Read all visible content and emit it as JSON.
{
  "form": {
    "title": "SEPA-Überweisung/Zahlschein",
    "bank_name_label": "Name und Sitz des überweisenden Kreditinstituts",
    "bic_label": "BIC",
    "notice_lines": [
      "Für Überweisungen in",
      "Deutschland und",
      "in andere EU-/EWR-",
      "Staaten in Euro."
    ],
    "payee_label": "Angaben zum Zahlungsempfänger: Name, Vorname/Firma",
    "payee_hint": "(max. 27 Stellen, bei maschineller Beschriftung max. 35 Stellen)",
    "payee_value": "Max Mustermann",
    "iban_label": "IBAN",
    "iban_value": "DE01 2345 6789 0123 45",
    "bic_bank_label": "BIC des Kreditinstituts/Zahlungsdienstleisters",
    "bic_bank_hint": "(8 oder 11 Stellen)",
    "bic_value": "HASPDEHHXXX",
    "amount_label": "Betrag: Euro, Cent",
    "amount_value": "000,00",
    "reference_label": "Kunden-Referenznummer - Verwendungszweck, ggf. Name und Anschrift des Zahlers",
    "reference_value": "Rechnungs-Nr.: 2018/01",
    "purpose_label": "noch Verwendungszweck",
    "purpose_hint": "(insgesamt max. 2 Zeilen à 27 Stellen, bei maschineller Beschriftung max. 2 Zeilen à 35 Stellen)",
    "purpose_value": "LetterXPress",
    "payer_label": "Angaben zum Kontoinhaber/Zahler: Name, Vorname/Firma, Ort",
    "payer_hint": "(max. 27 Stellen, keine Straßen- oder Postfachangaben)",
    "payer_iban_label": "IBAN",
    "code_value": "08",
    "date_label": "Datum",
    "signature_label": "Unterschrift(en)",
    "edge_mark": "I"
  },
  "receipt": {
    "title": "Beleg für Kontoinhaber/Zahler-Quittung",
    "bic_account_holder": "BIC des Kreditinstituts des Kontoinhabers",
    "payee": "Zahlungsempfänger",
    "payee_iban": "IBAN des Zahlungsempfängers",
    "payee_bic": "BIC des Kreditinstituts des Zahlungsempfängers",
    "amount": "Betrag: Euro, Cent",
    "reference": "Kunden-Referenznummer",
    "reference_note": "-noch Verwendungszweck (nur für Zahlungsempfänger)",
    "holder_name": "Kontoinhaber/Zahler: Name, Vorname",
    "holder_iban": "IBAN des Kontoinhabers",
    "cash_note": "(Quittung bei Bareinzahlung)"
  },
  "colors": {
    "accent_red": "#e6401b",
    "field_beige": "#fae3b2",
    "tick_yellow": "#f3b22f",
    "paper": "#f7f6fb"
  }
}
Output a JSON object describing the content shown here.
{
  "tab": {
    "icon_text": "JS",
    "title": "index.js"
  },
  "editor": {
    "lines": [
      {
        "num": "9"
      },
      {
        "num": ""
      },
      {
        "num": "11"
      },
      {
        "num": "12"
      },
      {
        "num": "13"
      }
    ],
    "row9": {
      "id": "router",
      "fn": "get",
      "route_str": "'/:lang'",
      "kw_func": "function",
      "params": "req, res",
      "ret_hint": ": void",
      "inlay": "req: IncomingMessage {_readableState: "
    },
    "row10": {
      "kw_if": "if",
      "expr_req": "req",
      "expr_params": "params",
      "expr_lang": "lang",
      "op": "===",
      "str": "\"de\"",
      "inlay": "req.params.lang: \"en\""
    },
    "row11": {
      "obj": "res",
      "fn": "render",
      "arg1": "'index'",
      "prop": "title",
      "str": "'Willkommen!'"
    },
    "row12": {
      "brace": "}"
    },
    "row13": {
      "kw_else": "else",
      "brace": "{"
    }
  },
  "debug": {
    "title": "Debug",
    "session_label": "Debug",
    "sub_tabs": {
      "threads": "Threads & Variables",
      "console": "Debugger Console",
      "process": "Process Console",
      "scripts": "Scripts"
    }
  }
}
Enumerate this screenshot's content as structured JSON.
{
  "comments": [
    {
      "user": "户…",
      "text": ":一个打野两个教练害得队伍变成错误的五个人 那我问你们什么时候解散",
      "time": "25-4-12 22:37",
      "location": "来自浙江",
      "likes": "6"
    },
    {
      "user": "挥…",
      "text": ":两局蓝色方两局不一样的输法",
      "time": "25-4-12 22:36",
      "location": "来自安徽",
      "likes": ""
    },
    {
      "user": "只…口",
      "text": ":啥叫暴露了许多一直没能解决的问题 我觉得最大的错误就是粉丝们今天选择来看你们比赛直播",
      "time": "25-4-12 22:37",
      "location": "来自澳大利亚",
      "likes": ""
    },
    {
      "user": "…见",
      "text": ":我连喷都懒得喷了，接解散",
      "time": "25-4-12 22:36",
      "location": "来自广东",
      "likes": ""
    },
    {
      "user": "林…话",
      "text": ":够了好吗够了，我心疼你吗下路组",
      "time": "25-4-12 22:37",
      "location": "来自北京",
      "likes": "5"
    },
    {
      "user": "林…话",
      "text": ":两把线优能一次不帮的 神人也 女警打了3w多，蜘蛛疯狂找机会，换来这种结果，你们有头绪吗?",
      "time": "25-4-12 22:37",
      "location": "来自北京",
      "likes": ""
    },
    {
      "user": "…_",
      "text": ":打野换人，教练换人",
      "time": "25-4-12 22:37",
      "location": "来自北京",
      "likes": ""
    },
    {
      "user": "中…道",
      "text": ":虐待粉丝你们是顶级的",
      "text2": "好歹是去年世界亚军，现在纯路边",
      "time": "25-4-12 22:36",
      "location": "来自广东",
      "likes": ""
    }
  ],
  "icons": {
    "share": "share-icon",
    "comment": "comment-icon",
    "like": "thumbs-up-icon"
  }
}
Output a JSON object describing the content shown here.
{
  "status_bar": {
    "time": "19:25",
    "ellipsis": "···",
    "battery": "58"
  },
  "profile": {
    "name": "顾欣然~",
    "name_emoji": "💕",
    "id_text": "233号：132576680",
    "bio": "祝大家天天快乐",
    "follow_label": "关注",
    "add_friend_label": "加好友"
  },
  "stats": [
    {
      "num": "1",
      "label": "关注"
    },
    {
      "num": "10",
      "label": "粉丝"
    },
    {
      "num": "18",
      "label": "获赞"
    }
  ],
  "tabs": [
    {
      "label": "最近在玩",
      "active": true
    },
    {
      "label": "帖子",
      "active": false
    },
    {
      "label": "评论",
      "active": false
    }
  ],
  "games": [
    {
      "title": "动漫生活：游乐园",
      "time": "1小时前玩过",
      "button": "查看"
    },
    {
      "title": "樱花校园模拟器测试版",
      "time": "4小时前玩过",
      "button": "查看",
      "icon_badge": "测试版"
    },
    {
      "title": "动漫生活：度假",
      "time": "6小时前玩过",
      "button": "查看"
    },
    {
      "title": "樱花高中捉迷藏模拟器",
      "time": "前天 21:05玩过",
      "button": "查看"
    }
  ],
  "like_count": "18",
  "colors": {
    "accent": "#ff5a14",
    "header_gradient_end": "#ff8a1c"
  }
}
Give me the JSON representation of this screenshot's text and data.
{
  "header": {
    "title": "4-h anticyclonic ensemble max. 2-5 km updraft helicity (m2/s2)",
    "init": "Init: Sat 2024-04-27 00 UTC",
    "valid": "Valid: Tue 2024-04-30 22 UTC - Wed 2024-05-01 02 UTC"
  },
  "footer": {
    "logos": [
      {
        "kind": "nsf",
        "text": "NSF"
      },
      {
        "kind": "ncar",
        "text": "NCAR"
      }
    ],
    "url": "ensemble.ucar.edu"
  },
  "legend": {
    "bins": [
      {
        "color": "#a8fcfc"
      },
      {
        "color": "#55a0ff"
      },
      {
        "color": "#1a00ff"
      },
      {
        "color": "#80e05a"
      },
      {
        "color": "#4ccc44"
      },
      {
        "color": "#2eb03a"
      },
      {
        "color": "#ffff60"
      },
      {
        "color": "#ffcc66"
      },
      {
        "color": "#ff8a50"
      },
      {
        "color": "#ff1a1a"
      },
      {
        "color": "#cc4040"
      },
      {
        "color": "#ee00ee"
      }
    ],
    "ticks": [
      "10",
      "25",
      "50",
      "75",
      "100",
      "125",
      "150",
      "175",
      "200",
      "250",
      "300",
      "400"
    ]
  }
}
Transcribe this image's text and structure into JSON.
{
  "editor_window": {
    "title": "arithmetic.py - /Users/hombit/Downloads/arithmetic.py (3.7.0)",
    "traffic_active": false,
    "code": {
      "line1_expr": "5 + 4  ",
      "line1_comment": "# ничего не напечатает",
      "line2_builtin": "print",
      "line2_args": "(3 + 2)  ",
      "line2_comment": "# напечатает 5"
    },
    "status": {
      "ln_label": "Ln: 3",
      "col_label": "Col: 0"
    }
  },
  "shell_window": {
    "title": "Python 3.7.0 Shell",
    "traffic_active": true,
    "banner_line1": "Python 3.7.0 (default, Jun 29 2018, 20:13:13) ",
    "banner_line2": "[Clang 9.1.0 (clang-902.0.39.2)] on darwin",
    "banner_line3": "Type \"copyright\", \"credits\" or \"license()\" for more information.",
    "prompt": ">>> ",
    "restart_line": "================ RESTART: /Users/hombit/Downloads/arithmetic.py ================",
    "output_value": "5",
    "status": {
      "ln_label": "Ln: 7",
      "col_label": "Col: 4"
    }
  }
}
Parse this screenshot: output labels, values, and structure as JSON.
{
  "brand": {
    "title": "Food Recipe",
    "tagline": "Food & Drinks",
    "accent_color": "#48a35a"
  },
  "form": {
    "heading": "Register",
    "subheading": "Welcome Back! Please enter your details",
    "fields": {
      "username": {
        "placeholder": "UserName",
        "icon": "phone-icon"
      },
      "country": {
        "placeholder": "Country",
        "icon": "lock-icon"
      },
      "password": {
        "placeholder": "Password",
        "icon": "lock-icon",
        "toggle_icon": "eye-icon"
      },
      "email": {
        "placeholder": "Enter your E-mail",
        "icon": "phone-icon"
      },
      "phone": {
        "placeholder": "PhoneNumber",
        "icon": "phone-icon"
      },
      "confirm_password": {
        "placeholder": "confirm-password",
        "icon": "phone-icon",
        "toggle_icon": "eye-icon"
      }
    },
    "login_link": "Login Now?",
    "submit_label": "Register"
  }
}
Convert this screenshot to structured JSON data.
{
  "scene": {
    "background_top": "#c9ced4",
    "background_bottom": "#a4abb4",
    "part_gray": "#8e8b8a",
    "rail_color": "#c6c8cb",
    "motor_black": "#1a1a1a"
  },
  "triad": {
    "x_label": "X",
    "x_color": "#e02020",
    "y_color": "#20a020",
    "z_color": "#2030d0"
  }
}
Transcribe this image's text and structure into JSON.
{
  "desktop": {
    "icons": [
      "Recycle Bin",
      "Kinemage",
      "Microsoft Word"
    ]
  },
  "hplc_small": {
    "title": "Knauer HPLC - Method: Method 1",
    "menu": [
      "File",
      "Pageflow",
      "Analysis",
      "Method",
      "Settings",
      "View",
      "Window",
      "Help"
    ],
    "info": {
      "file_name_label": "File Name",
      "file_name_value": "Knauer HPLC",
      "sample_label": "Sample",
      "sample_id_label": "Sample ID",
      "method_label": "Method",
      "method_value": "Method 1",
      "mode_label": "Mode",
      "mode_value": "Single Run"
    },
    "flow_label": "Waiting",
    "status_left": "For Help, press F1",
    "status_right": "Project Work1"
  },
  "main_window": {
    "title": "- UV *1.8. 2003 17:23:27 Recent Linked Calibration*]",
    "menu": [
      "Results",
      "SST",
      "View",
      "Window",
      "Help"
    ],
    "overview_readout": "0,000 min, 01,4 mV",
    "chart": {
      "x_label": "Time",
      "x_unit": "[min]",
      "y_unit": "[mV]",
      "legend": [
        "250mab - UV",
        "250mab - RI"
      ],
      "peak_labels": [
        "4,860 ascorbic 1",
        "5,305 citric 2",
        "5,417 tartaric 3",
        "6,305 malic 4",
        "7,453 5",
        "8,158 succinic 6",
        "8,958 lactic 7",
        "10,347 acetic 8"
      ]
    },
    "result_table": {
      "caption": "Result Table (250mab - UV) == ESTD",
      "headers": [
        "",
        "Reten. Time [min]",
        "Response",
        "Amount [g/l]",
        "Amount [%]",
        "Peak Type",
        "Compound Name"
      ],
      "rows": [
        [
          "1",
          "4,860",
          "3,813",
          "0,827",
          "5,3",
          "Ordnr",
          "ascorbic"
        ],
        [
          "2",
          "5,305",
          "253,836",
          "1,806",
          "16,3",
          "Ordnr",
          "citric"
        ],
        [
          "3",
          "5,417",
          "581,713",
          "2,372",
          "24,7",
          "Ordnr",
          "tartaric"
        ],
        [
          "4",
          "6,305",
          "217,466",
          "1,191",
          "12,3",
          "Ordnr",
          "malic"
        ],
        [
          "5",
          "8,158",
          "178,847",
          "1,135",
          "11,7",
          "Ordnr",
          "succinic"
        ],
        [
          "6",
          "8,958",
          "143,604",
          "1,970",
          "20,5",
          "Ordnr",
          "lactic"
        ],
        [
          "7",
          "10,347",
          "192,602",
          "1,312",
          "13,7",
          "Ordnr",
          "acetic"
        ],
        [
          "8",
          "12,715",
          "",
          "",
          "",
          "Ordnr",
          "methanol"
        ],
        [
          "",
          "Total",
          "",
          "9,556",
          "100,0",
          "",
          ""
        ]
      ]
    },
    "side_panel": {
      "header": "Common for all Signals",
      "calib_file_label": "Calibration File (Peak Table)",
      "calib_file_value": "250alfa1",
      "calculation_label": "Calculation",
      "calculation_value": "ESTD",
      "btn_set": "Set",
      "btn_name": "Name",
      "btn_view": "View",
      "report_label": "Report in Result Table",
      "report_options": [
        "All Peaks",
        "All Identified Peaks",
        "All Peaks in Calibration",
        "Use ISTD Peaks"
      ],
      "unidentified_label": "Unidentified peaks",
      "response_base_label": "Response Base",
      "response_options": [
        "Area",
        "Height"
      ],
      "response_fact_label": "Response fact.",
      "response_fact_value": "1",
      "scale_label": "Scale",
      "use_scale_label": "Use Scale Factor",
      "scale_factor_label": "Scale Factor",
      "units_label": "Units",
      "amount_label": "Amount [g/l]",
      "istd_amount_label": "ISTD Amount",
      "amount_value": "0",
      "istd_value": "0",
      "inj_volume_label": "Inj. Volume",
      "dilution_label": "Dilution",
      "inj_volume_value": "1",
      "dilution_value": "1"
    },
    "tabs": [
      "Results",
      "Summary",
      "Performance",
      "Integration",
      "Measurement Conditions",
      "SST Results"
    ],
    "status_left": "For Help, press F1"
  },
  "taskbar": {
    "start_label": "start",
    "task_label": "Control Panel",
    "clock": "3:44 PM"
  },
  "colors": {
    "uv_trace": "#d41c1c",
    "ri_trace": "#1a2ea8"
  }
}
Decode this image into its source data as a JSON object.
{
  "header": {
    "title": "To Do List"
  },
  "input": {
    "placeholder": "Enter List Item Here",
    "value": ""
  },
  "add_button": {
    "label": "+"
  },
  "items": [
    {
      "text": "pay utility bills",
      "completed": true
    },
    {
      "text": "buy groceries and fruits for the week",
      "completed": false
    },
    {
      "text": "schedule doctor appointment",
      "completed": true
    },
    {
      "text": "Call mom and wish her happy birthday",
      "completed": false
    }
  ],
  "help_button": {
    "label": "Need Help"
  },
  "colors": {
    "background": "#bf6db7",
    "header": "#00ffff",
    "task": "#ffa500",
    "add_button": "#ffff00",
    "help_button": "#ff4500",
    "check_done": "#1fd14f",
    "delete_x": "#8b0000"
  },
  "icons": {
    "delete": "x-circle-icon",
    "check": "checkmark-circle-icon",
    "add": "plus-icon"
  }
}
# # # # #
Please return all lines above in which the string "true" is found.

      "active": true
    "traffic_active": true,
      "completed": true
      "completed": true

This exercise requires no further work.